Itaims to break up agricultural
lands and transform them into
economic-size farms to be owned by
the farmers themselves, with the
end in view of uplifting their socio
economic status.
CARP recognizes as beneficiaries of
the agrarian reform not only farmers
but all workers in the land given
that they are landless and willing to
cultivate the land.
The two agencies mandated to do
the tasks of land acquisition and
distributions are the Department of
Agrarian Reform (DAR) and the
Department of Environment and
Natural Resources (DENR)

The land acquisition and distribution are
the main essence of the CARP.
DAR- is involved in Land distribution of
private and government-owned lands
and settlement areas
DENR- is responsible for land survey and
approval of surveys plans; land
distribution of public lands; and the
distribution of stewardship contracts in
forestry areas
The Land Bank of the Philippines is
responsible for land valuation and
landowners compensation.
The Land registration Authority is
for land titling and registration.
Section 16 of CARP, Land
Acquisition
The Compulsary Acquisition
Processs
1.Identification by DAR of the land,
landowner and beneficiary
2.Notice by the DAR to the landowner
about the compulsory acquisition and the
price offer
3.Reply by the landowner about his
acceptance or rejection of the offered
price:
Iflandowner accepts the offered price-
Land Bank will pay the land owner within
30 days from execution and delivery of
Deed of Transfer
Iflandowner rejects the offer- DAR will
determine just compensation thru
summary administrative proceedings
If the landowner disagrees with the
decision of DAR, he may bring the
matter to the regular courts of justice for
final determination of just compensation
4. Taking of immediate possession of the
land by the DAR:
i. if the land owner receives the
corresponding payment
ii. If the landowner does not respond to
the Notice of Acquisition
5. Request of DAR to the Registry of Deeds
to issue TCT to Republic of the Philippines
6. Distribution of the land to the qualified
beneficiaries.
Section 17. Determination of Just
Compensation
"Section 17. Determination of Just Compensation. - In
determining just compensation, the cost of acquisition of the
land, the value of the standing crop, the current: value of like
properties, its nature, actual use and income, the sworn valuation
by the owner, the tax declarations, the assessment made by
government assessors, and seventy percent (70%) of the zonal
valuation of the Bureau of Internal Revenue (BIR), translated into
a basic formula by the DAR shall be considered, subject to the
final decision of the proper court. The social and economic
benefits contributed by the farmers and the farmworkers and by
the Government to the property as well as the nonpayment of
taxes or loans secured from any government financing institution
on the said land shall be considered as additional factors to
determine its valuation."
JUST COMPENSATION
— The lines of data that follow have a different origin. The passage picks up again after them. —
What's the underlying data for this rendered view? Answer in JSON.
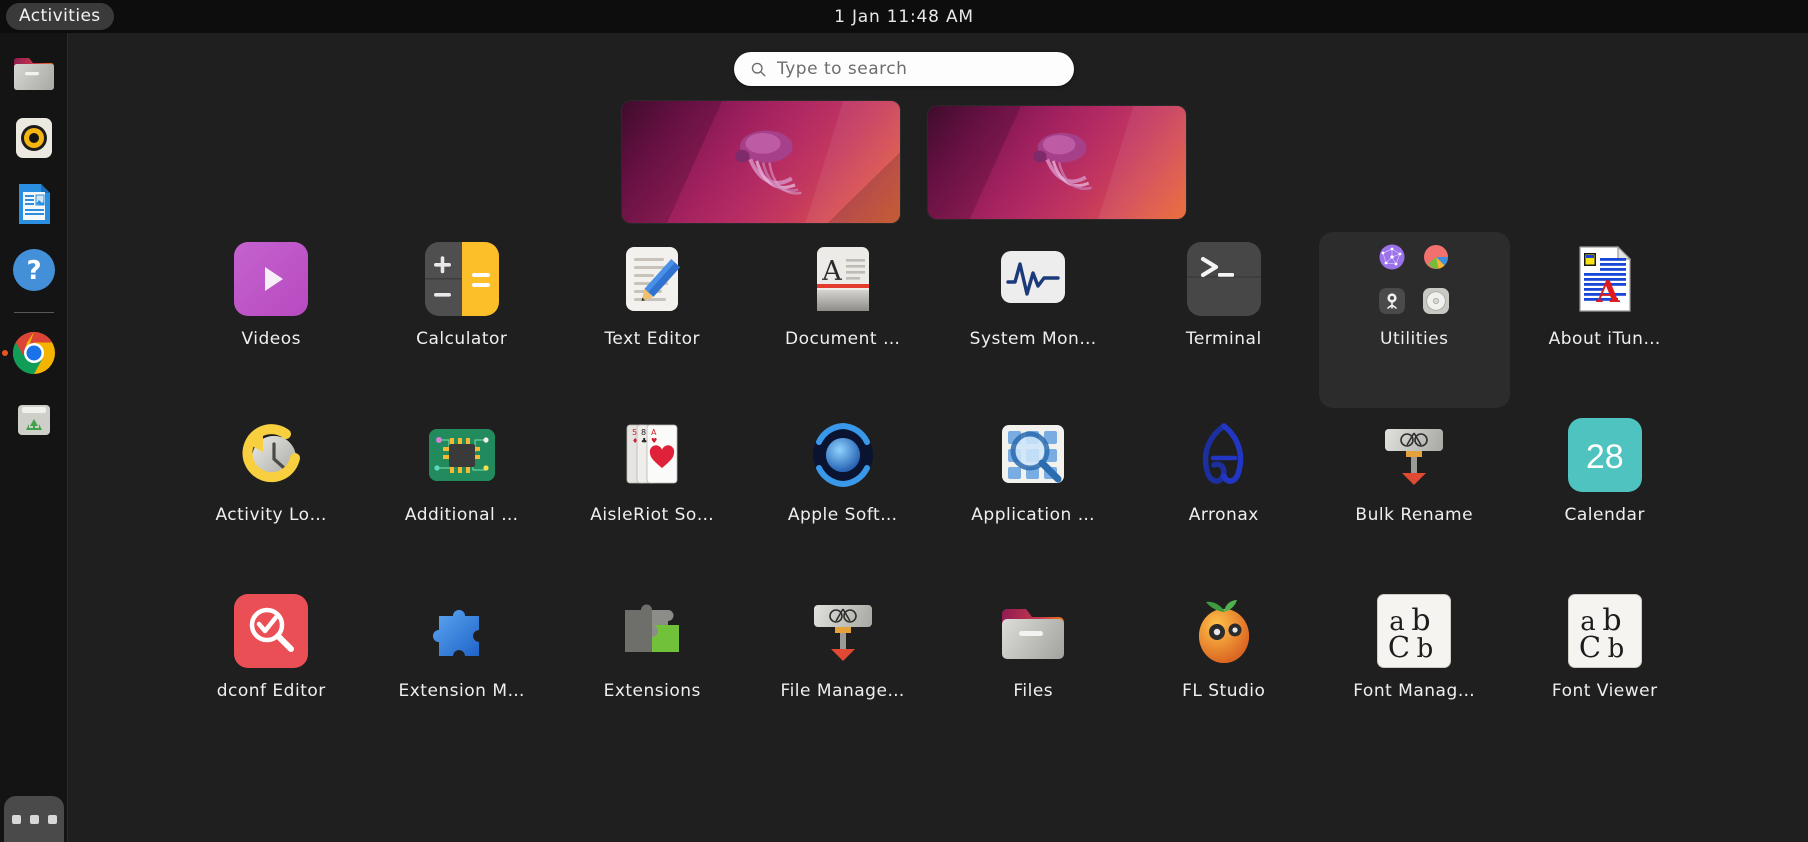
{
  "topbar": {
    "activities_label": "Activities",
    "clock": "1 Jan 11:48 AM"
  },
  "search": {
    "placeholder": "Type to search",
    "icon": "search-icon",
    "value": ""
  },
  "dock": {
    "items": [
      {
        "name": "files",
        "icon": "folder-icon",
        "running": false
      },
      {
        "name": "rhythmbox",
        "icon": "music-speaker-icon",
        "running": false
      },
      {
        "name": "libreoffice-writer",
        "icon": "document-icon",
        "running": false
      },
      {
        "name": "help",
        "icon": "question-mark-icon",
        "running": false
      },
      {
        "name": "google-chrome",
        "icon": "chrome-icon",
        "running": true
      },
      {
        "name": "trash",
        "icon": "trash-bin-icon",
        "running": false
      }
    ],
    "show_apps_label": "Show Applications",
    "show_apps_icon": "grid-dots-icon"
  },
  "workspaces": [
    {
      "name": "workspace-1",
      "active": true
    },
    {
      "name": "workspace-2",
      "active": false
    }
  ],
  "grid": {
    "apps": [
      {
        "label": "Videos",
        "icon": "videos-icon",
        "kind": "videos"
      },
      {
        "label": "Calculator",
        "icon": "calculator-icon",
        "kind": "calculator"
      },
      {
        "label": "Text Editor",
        "icon": "text-editor-icon",
        "kind": "texteditor"
      },
      {
        "label": "Document …",
        "icon": "document-viewer-icon",
        "kind": "docviewer"
      },
      {
        "label": "System Mon…",
        "icon": "system-monitor-icon",
        "kind": "sysmon"
      },
      {
        "label": "Terminal",
        "icon": "terminal-icon",
        "kind": "terminal"
      },
      {
        "label": "Utilities",
        "icon": "folder-utilities-icon",
        "kind": "utilities",
        "folder": true
      },
      {
        "label": "About iTun…",
        "icon": "rtf-document-icon",
        "kind": "aboutitunes"
      },
      {
        "label": "Activity Lo…",
        "icon": "activity-log-icon",
        "kind": "activitylog"
      },
      {
        "label": "Additional …",
        "icon": "additional-drivers-icon",
        "kind": "drivers"
      },
      {
        "label": "AisleRiot So…",
        "icon": "aisleriot-cards-icon",
        "kind": "aisleriot"
      },
      {
        "label": "Apple Soft…",
        "icon": "apple-software-update-icon",
        "kind": "applesoft"
      },
      {
        "label": "Application …",
        "icon": "application-finder-icon",
        "kind": "appfinder"
      },
      {
        "label": "Arronax",
        "icon": "arronax-icon",
        "kind": "arronax"
      },
      {
        "label": "Bulk Rename",
        "icon": "bulk-rename-icon",
        "kind": "bulkrename"
      },
      {
        "label": "Calendar",
        "icon": "calendar-icon",
        "kind": "calendar",
        "day": "28"
      },
      {
        "label": "dconf Editor",
        "icon": "dconf-editor-icon",
        "kind": "dconf"
      },
      {
        "label": "Extension M…",
        "icon": "extension-manager-icon",
        "kind": "extmanager"
      },
      {
        "label": "Extensions",
        "icon": "extensions-icon",
        "kind": "extensions"
      },
      {
        "label": "File Manage…",
        "icon": "file-manager-icon",
        "kind": "filemanager"
      },
      {
        "label": "Files",
        "icon": "files-folder-icon",
        "kind": "filesfolder"
      },
      {
        "label": "FL Studio",
        "icon": "fl-studio-icon",
        "kind": "flstudio"
      },
      {
        "label": "Font Manag…",
        "icon": "font-manager-icon",
        "kind": "fontmanager"
      },
      {
        "label": "Font Viewer",
        "icon": "font-viewer-icon",
        "kind": "fontviewer"
      }
    ]
  },
  "colors": {
    "background": "#1f1f1f",
    "topbar": "#0d0d0d",
    "dock": "#141414",
    "accent": "#e95420",
    "text": "#efefef",
    "search_bg": "#fdfdfd",
    "folder_bg": "#2c2c2c"
  }
}
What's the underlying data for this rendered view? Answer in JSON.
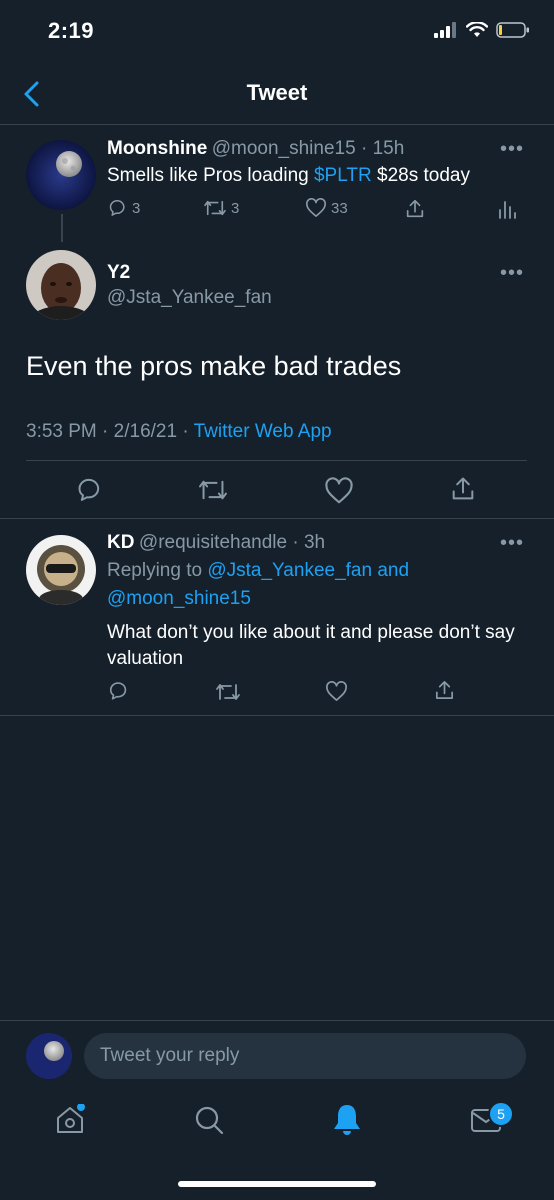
{
  "status_bar": {
    "time": "2:19"
  },
  "header": {
    "title": "Tweet"
  },
  "parent_tweet": {
    "name": "Moonshine",
    "handle": "@moon_shine15",
    "age": "15h",
    "text_before": "Smells like Pros loading ",
    "cashtag": "$PLTR",
    "text_after": " $28s today",
    "reply_count": "3",
    "retweet_count": "3",
    "like_count": "33"
  },
  "main_tweet": {
    "name": "Y2",
    "handle": "@Jsta_Yankee_fan",
    "text": "Even the pros make bad trades",
    "time": "3:53 PM",
    "date": "2/16/21",
    "source": "Twitter Web App"
  },
  "reply": {
    "name": "KD",
    "handle": "@requisitehandle",
    "age": "3h",
    "replying_prefix": "Replying to ",
    "replying_user1": "@Jsta_Yankee_fan",
    "replying_and": " and",
    "replying_user2": "@moon_shine15",
    "text": "What don’t you like about it and please don’t say valuation"
  },
  "compose": {
    "placeholder": "Tweet your reply"
  },
  "tab_bar": {
    "messages_badge": "5"
  },
  "colors": {
    "background": "#15202b",
    "accent": "#1da1f2",
    "muted": "#8899a6",
    "divider": "#38444d"
  }
}
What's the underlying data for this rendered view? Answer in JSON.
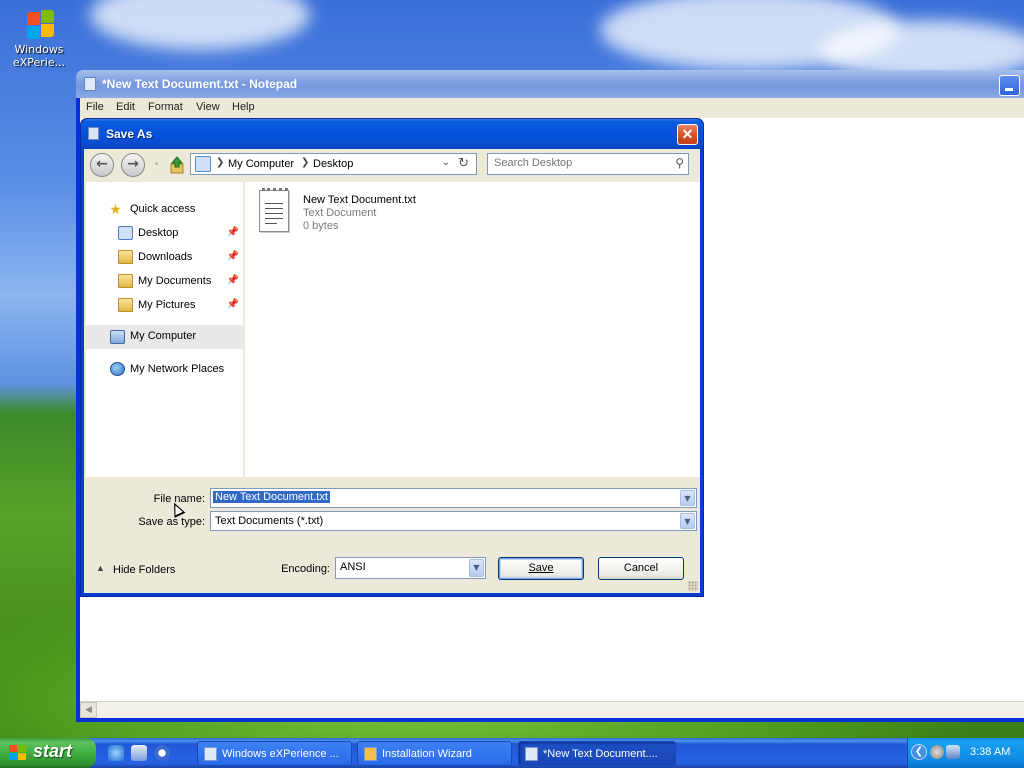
{
  "desktop": {
    "icon_label": "Windows eXPerie..."
  },
  "notepad": {
    "title": "*New Text Document.txt - Notepad",
    "menus": [
      "File",
      "Edit",
      "Format",
      "View",
      "Help"
    ]
  },
  "dialog": {
    "title": "Save As",
    "close_label": "✕",
    "address": {
      "crumbs": [
        "My Computer",
        "Desktop"
      ],
      "search_placeholder": "Search Desktop"
    },
    "nav": {
      "quick_access": "Quick access",
      "items": [
        {
          "label": "Desktop",
          "pinned": true
        },
        {
          "label": "Downloads",
          "pinned": true
        },
        {
          "label": "My Documents",
          "pinned": true
        },
        {
          "label": "My Pictures",
          "pinned": true
        }
      ],
      "my_computer": "My Computer",
      "network": "My Network Places"
    },
    "file": {
      "name": "New Text Document.txt",
      "type": "Text Document",
      "size": "0 bytes"
    },
    "form": {
      "file_name_label": "File name:",
      "file_name_value": "New Text Document.txt",
      "save_type_label": "Save as type:",
      "save_type_value": "Text Documents (*.txt)",
      "encoding_label": "Encoding:",
      "encoding_value": "ANSI",
      "hide_folders": "Hide Folders",
      "save_button": "Save",
      "cancel_button": "Cancel"
    }
  },
  "taskbar": {
    "start_label": "start",
    "tasks": [
      {
        "label": "Windows eXPerience ...",
        "active": false
      },
      {
        "label": "Installation Wizard",
        "active": false
      },
      {
        "label": "*New Text Document....",
        "active": true
      }
    ],
    "clock": "3:38 AM"
  },
  "colors": {
    "xp_blue_title": "#0653d9",
    "start_green": "#3fae3f",
    "selection_blue": "#316ac5",
    "dialog_face": "#ece9d8"
  }
}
Safeguards:
1. Right to retain property until he/ she has
fully reimbursed all the necessary and useful
expenses made by him/her on the property
(Art 1, Sec.4)

2. Right to be paid just compensation for their


landholdings, acquired by the government for
distribution to Agrarian Reform Beneficiaries
(Art. III, Sec. 9)
Just compensation is the full and fair
equivalent of the property taken
away from its owner by
expropriation (Manila Railroad Co.
vs. Velasquez, 32 Phil 268)
Just compensation = Fair Market
Value
Fair market value means the full
and fair equivalent of the loss
sustained by the landowner. (Export
Processing Zone Authority vs Judge
Dulay, 149 SCRA 305, 1987)
Does the capacity of the tenant
and government to pay determine
the amount of just compensation?
No. The buying power of the farmer-
beneficiary and the government is not
considered as a factor in determining just
compensation. It is the amount equivalent to
the increase in the value of the land due in
justice to the landowner so that if the farmer
cannot pay for it the State must pay.